Environmental degradation will usher in an era of pandemics in which pandemics will occur more frequently, spread faster, kill more people, and will do even more damage to the global economy than COVID-19 unless dramatic changes are made soon. Some of the biggest risk factors include the wildlife trade and deforestation, according to a new report released by the Intergovernmental Science-Policy Platform on Biodiversity and Ecosystem Services (IPBES).
The research was conducted by 22 leading experts from all over the world. After analyzing the link between environmental and increasing pandemic risks, the team agrees that it is still possible to avoid an “era of pandemics,” but it will require transformative changes in the global strategies used for prevention and response.
COVID-19 is the sixth global health pandemic since the Great Influenza Pandemic of 1918. Even though the virus originated in animals, the outbreak has been entirely driven by human activities, according to the IPBES report.
There are currently an estimated 1.7 million “undiscovered” viruses present in mammals and birds. Of these mysterious viruses, up to 850,000 may have the ability to infect people.
“There is no great mystery about the cause of the COVID-19 pandemic – or of any modern pandemic,” said Dr. Peter Daszak, President of EcoHealth Alliance. “The same human activities that drive climate change and biodiversity loss also drive pandemic risk through their impacts on our environment.”
“Changes in the way we use land; the expansion and intensification of agriculture; and unsustainable trade, production and consumption disrupt nature and increase contact between wildlife, livestock, pathogens and people. This is the path to pandemics.”

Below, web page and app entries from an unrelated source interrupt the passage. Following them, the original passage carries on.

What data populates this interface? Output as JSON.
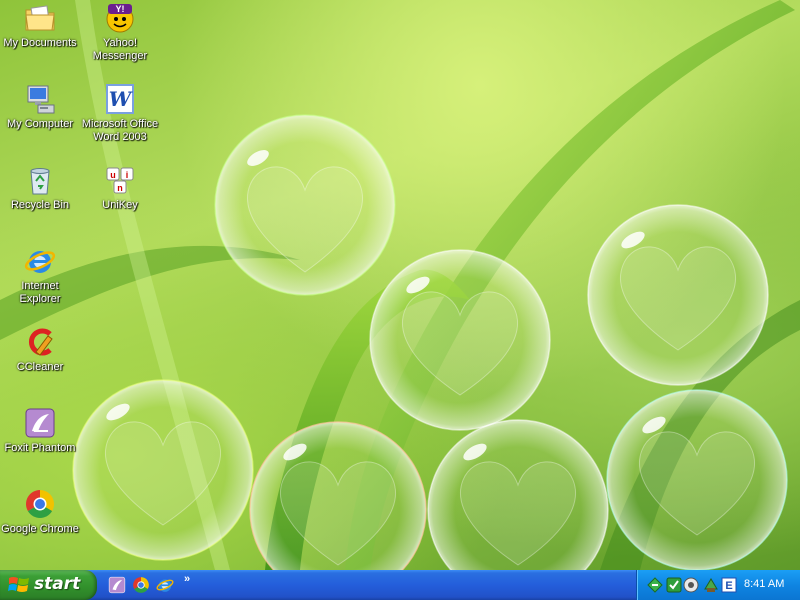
{
  "desktop": {
    "icons": [
      {
        "label": "My Documents",
        "icon": "folder-documents-icon"
      },
      {
        "label": "Yahoo! Messenger",
        "icon": "yahoo-messenger-icon"
      },
      {
        "label": "My Computer",
        "icon": "computer-icon"
      },
      {
        "label": "Microsoft Office Word 2003",
        "icon": "word-icon"
      },
      {
        "label": "Recycle Bin",
        "icon": "recycle-bin-icon"
      },
      {
        "label": "UniKey",
        "icon": "unikey-icon"
      },
      {
        "label": "Internet Explorer",
        "icon": "internet-explorer-icon"
      },
      {
        "label": "CCleaner",
        "icon": "ccleaner-icon"
      },
      {
        "label": "Foxit Phantom",
        "icon": "foxit-phantom-icon"
      },
      {
        "label": "Google Chrome",
        "icon": "chrome-icon"
      }
    ]
  },
  "taskbar": {
    "start_label": "start",
    "quick_launch": [
      "foxit-phantom-icon",
      "chrome-icon",
      "internet-explorer-icon"
    ],
    "overflow_label": "»",
    "tray_icons": [
      "network-icon",
      "unikey-tray-icon",
      "update-icon",
      "security-icon",
      "ime-icon"
    ],
    "clock": "8:41 AM"
  },
  "colors": {
    "taskbar_blue": "#245edb",
    "start_green": "#3c9f36",
    "tray_blue": "#0f85e2"
  }
}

The risk of pandemics can be reduced by slowing the human activities that drive biodiversity loss and greater conservation of protected areas.
The likely cost of COVID-19 is expected to reach up to $16 trillion globally by July 2020. By the end of 2021, costs could reach the same amount in the United States alone. The experts estimate that the cost of preventing pandemics is 100 times less than the cost of responding to pandemics.

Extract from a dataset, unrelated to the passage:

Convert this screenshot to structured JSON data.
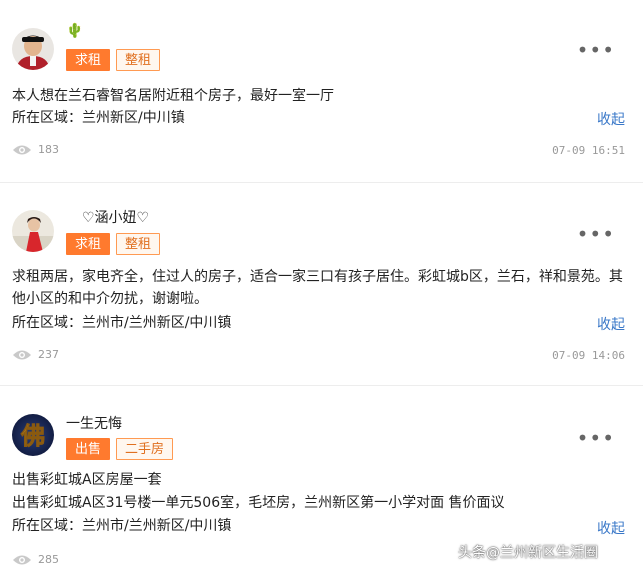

“The overwhelming scientific evidence points to a very positive conclusion. We have the increasing ability to prevent pandemics – but the way we are tackling them right now largely ignores that ability,” said Dr. Daszak.

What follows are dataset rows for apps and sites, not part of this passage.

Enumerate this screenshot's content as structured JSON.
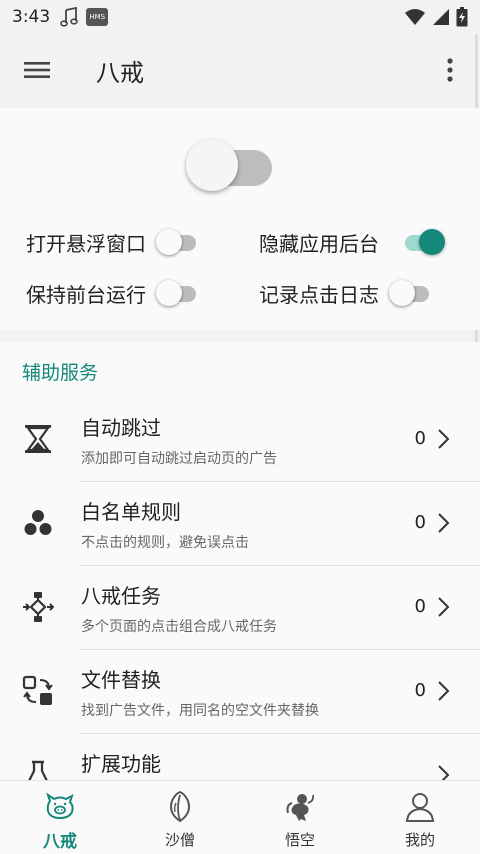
{
  "status": {
    "time": "3:43",
    "hms": "HMS"
  },
  "app_bar": {
    "title": "八戒"
  },
  "options": {
    "float_window": {
      "label": "打开悬浮窗口",
      "on": false
    },
    "hide_recent": {
      "label": "隐藏应用后台",
      "on": true
    },
    "keep_foreground": {
      "label": "保持前台运行",
      "on": false
    },
    "record_log": {
      "label": "记录点击日志",
      "on": false
    }
  },
  "services": {
    "title": "辅助服务",
    "items": [
      {
        "title": "自动跳过",
        "subtitle": "添加即可自动跳过启动页的广告",
        "count": "0",
        "icon": "hourglass-icon"
      },
      {
        "title": "白名单规则",
        "subtitle": "不点击的规则，避免误点击",
        "count": "0",
        "icon": "three-dots-icon"
      },
      {
        "title": "八戒任务",
        "subtitle": "多个页面的点击组合成八戒任务",
        "count": "0",
        "icon": "flow-icon"
      },
      {
        "title": "文件替换",
        "subtitle": "找到广告文件，用同名的空文件夹替换",
        "count": "0",
        "icon": "swap-icon"
      },
      {
        "title": "扩展功能",
        "subtitle": "",
        "count": "",
        "icon": "flask-icon"
      }
    ]
  },
  "nav": {
    "items": [
      {
        "label": "八戒",
        "icon": "pig-icon",
        "active": true
      },
      {
        "label": "沙僧",
        "icon": "leaf-icon",
        "active": false
      },
      {
        "label": "悟空",
        "icon": "monkey-icon",
        "active": false
      },
      {
        "label": "我的",
        "icon": "person-icon",
        "active": false
      }
    ]
  },
  "colors": {
    "accent": "#14897a",
    "switch_on_track": "#9ed8cf",
    "switch_off_track": "#bcbcbc"
  }
}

“Our approach has effectively stagnated – we still rely on attempts to contain and control diseases after they emerge, through vaccines and therapeutics. We can escape the era of pandemics, but this requires a much greater focus on prevention in addition to reaction.”
“The fact that human activity has been able to so fundamentally change our natural environment need not always be a negative outcome. It also provides convincing proof of our power to drive the change needed to reduce the risk of future pandemics – while simultaneously benefiting conservation and reducing climate change.”
The full report from IPBES is available here.